A local environmental group, Lecale Conservation, was one of nine community groups in Northern Ireland to be presented recently with a Water Environment Community Award by new Environment Minister Alex Attwood.
For their inspiring environmental improvement projects which include providing new nesting opportunities for terns, a type of migratory seabird, at Strand Lough, between Killough and Ardglass, the group also receives an award of £1,000.
Accepting the award Doris Noe, Chairman of Lecale Conservation, explained how people feel inspired by birds and the wonder of migration. She said, “With round trips in excess of 20,000 miles between summer and winter, theirs is one of the most amazing in the animal kingdom. These elegant birds, known as ‘sea swallows’, spend the summer on our coast.
“They dive for fish in Dundrum Bay but must fly 10 miles back to nests on islands in Strangford Lough free of rats and other predators that would otherwise eat their chicks. It is hoped that the installation of a tern raft in Strand Lough will reduce daily journeys and so improve breeding success. “
Doris explained how launching the tern raft emphasises the connection between people, water and biodiversity, locally and globally. She added, “Many of Northern Ireland’s terns winter off the coast of Africa returning in spring.
“This year during May, school workshops took place in conjunction with the Royal Society for the Protection of Birds. Activities included a tern migration game which introduces children to a global dimension in caring for our environment.
“The tern raft project, one of a number of the group’s activities aimed at highlighting the importance of a healthy environment, will act as a catalyst to focus attention on the urgent need to protect and enhance important wetlands in South Down.

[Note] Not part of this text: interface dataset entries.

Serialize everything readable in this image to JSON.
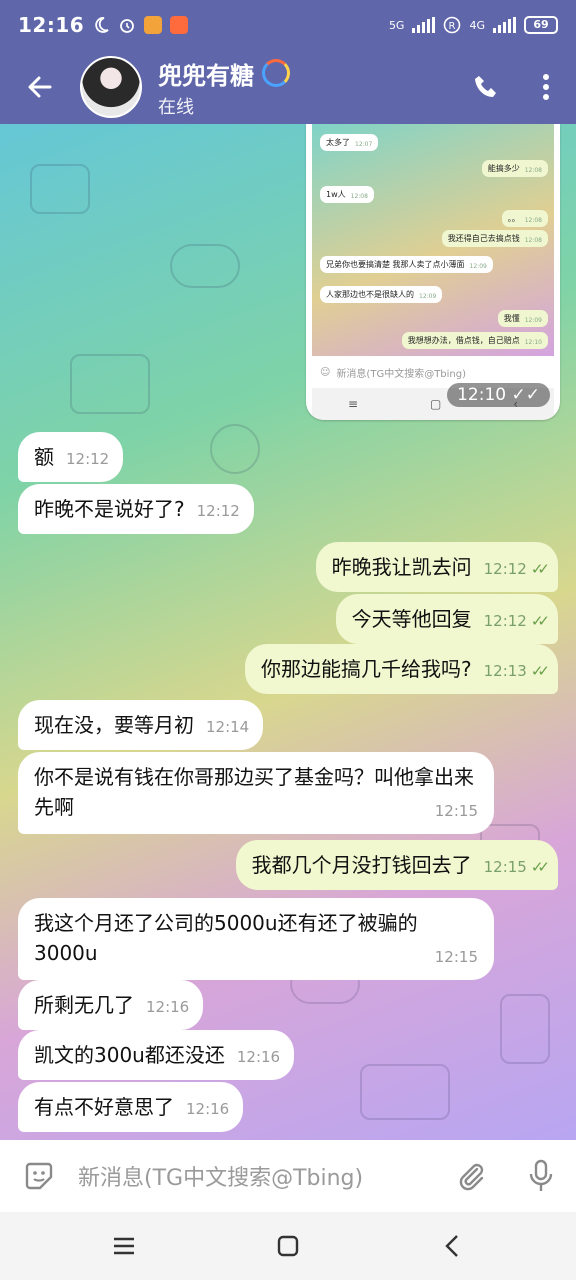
{
  "status_bar": {
    "time": "12:16",
    "network": "5G",
    "network2": "4G",
    "battery": "69"
  },
  "header": {
    "title": "兜兜有糖",
    "status": "在线"
  },
  "embedded_screenshot": {
    "messages": [
      {
        "text": "太多了",
        "time": "12:07",
        "dir": "in"
      },
      {
        "text": "能搞多少",
        "time": "12:08",
        "dir": "out"
      },
      {
        "text": "1w人",
        "time": "12:08",
        "dir": "in"
      },
      {
        "text": "。。",
        "time": "12:08",
        "dir": "out"
      },
      {
        "text": "我还得自己去搞点钱",
        "time": "12:08",
        "dir": "out"
      },
      {
        "text": "兄弟你也要搞清楚 我那人卖了点小薄面",
        "time": "12:09",
        "dir": "in"
      },
      {
        "text": "人家那边也不是很缺人的",
        "time": "12:09",
        "dir": "in"
      },
      {
        "text": "我懂",
        "time": "12:09",
        "dir": "out"
      },
      {
        "text": "我想想办法，借点钱，自己赔点",
        "time": "12:10",
        "dir": "out"
      }
    ],
    "input_placeholder": "新消息(TG中文搜索@Tbing)",
    "timestamp": "12:10"
  },
  "messages": [
    {
      "text": "额",
      "time": "12:12",
      "dir": "in"
    },
    {
      "text": "昨晚不是说好了?",
      "time": "12:12",
      "dir": "in"
    },
    {
      "text": "昨晚我让凯去问",
      "time": "12:12",
      "dir": "out"
    },
    {
      "text": "今天等他回复",
      "time": "12:12",
      "dir": "out"
    },
    {
      "text": "你那边能搞几千给我吗?",
      "time": "12:13",
      "dir": "out"
    },
    {
      "text": "现在没，要等月初",
      "time": "12:14",
      "dir": "in"
    },
    {
      "text": "你不是说有钱在你哥那边买了基金吗？叫他拿出来先啊",
      "time": "12:15",
      "dir": "in"
    },
    {
      "text": "我都几个月没打钱回去了",
      "time": "12:15",
      "dir": "out"
    },
    {
      "text": "我这个月还了公司的5000u还有还了被骗的3000u",
      "time": "12:15",
      "dir": "in"
    },
    {
      "text": "所剩无几了",
      "time": "12:16",
      "dir": "in"
    },
    {
      "text": "凯文的300u都还没还",
      "time": "12:16",
      "dir": "in"
    },
    {
      "text": "有点不好意思了",
      "time": "12:16",
      "dir": "in"
    }
  ],
  "input": {
    "placeholder": "新消息(TG中文搜索@Tbing)"
  },
  "colors": {
    "header": "#5f66aa",
    "bubble_in": "#ffffff",
    "bubble_out": "#f1f7cf",
    "check": "#6aa04a"
  }
}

“Lecale Conservation is the lead organiser, working with Down District Council’s biodiversity officer, local schools, landowners and the Northern Ireland Environment Agency (NIEA) to nurture a sense of place and environmental awareness of Strand Lough, a special wetland.”
Commenting on the recently delivered seabird workshops to two primary schools in Ardglass and Killough, Karen Sheil, RSPB Education Development Officer, said, “I have been taking the message of sustainable seas out to schools and community groups across Northern Ireland for almost three years. Our Marine Education aims to provide innovative and fun ways for young people to experience Northern Ireland’s fantastic marine environment helping them appreciate the importance of having laws to protect it.
“We are grateful to the Crown Estates’ Marine Community Fund for supporting our marine education programme and to NIEA for supporting all of our education programmes.”
Lecale Conservation is a campaign launched four years ago in Downpatrick by people concerned for the well-being of Lecale’s natural and built heritage. The group meets every two weeks on a Tuesday at The Mill, Ballygugan.
Recent and ongoing issues include campaigning for the preservation of the Lecale Coast Area of Outstanding Natural Beauty (AONB); addressing threats to the special biodiversity of Sheepland Coast, between Ardglass and Ballyhornan; tackling disturbance to Minerstown’s vulnerable colony of Harbour Seals; water quality of the Quoile river; and organising beach clean-ups.
Lecale Conservation’s annual fund-raising event will take place in Downpatrick on Tuesday 21st June at 8pm at The Mill at Ballydugan with a night of music and story-telling to celebrate the Summer Solstice.